“Herbs are by nature a Mediterranean plant, and most of the culinary herbs we grow and use are not indigenous to our climate,” says Arthur, who is host of HGTV’s Green Force and Critical Listing, a regular on Cityline and a presenter at the National Home Show in Toronto. His latest book, Vegetables, Chickens & Bees: An Honest Guide to Growing Your Own Food Anywhere, breaks down how to build your own garden and grow your own food in any space. “Like rosemary, thyme and oregano, these plants are used to growing in hot, arid conditions where they don’t really get a lot of rain. What they do need though is a lot of sunlight.
“So for condo balconies facing north obviously that may be more of a challenge, but if you’ve got east, west or south facing, it’s a great opportunity to grow fresh herbs to incorporate those into your cuisine. Obviously, the flavour’s going to be that much better.”
Cullen points out that, while most herbs need a lot of light, some can bake during hot summer months. So you should research the specific requirements of the herbs you plan to grow.
How to set up an herb garden
- Choose a good location. You’ll want at least six hours of sunlight. If your area has limited sunlight, consider planting herbs in containers, so you can move them to where the sunlight is throughout the day. Clay, metal, plastic and wood pots all work well, but make sure excess water can escape so the roots don’t rot. If you’re planting in your yard, it’s best if your herb garden is close to the kitchen so you can easily access fresh herbs whenever you need them. Look at the different areas of your garden during the day to ascertain which spots consistently get the most sunlight and plan accordingly. Consider the size of the grown plant, too.
- Decide what herbs you want to plant. There are so many varieties to choose from so it’s important to ask yourself what herbs you use most often. It can also be fun to experiment with herbs you might be less familiar with, such as borage, marjoram or savory.
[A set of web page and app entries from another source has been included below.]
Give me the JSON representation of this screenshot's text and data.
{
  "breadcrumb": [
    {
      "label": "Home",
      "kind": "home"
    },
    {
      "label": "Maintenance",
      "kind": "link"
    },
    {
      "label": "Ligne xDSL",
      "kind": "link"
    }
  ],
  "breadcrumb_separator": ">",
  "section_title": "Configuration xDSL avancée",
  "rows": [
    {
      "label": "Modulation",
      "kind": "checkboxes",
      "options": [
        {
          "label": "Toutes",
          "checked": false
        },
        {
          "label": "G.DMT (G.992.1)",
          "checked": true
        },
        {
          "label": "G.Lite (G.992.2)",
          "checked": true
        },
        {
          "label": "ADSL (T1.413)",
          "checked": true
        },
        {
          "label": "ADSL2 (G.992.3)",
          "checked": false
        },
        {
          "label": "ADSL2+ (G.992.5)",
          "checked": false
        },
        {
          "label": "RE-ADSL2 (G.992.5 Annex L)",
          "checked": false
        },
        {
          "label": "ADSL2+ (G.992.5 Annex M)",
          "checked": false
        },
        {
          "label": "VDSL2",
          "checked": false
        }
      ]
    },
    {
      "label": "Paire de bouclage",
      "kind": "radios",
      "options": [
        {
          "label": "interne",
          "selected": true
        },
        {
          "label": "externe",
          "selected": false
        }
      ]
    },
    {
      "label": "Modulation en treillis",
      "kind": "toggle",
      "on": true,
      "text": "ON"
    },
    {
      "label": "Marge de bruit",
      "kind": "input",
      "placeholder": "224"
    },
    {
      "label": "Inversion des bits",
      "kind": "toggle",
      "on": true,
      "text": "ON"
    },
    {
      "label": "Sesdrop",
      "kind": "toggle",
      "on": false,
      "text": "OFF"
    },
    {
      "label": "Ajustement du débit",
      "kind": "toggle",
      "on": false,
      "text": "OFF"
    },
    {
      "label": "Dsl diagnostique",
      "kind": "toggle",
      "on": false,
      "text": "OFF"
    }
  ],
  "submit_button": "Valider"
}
- Give them a good start. Add a layer of compost first and till the soil if the area for planting is hard and doesn’t drain well. If you are planting herbs from bedding plants as opposed to seeds (which is recommended because it saves time to when the plant is ready for harvesting), dig a hole larger than the width of the root ball on the plant, and pack in the soil lightly. Use potting soil if you’re container growing, which drains water more easily, and garden soil for the yard. Read the instructions on the packaging. Basil, for example, needs more water, while rosemary does not. Space plants 12 to 18 inches apart from the next herb and make sure herbs that grow closer to the ground don’t have sunlight blocked by bushier, taller ones.
- Make sure you label them. If you’re new to herb gardening, labelling will ensure that you keep track of which plants are which.
- Harvest them at the right time. Most herbs can be harvested continually as you need them. Pinch or cut off a few leaves and stems that you might need for your next meal, leaving the main plant to continue growing. Harvesting in the morning just as the dew is drying generally gives the best flavour. Most herbs are grown for their leaves, so you’ll want to harvest before they flower and pinching off flowers will put more plant energy into growing the leaves.
- Store them for later use. Herbs can be air dried, dried in the oven or microwaved for long-term storage after the growing season is over. You can also store fresh herbs in the fridge for up to five days – it’s best to not wash them first and to seal them in a plastic storage bag. They can also be frozen.
Herbs can be used in many different ways – as garnishes, in salads and marinades, to develop flavours in cooked meals, as well as in medicines and teas. They can be easy to grow, fun to experiment with and perfect for small garden spaces.
This information and the opinions expressed in this blog are based on research and interviews with the authorities identified, conducted on behalf of Allstate Canada. They have been provided for your convenience only and should not be construed as providing legal or insurance advice.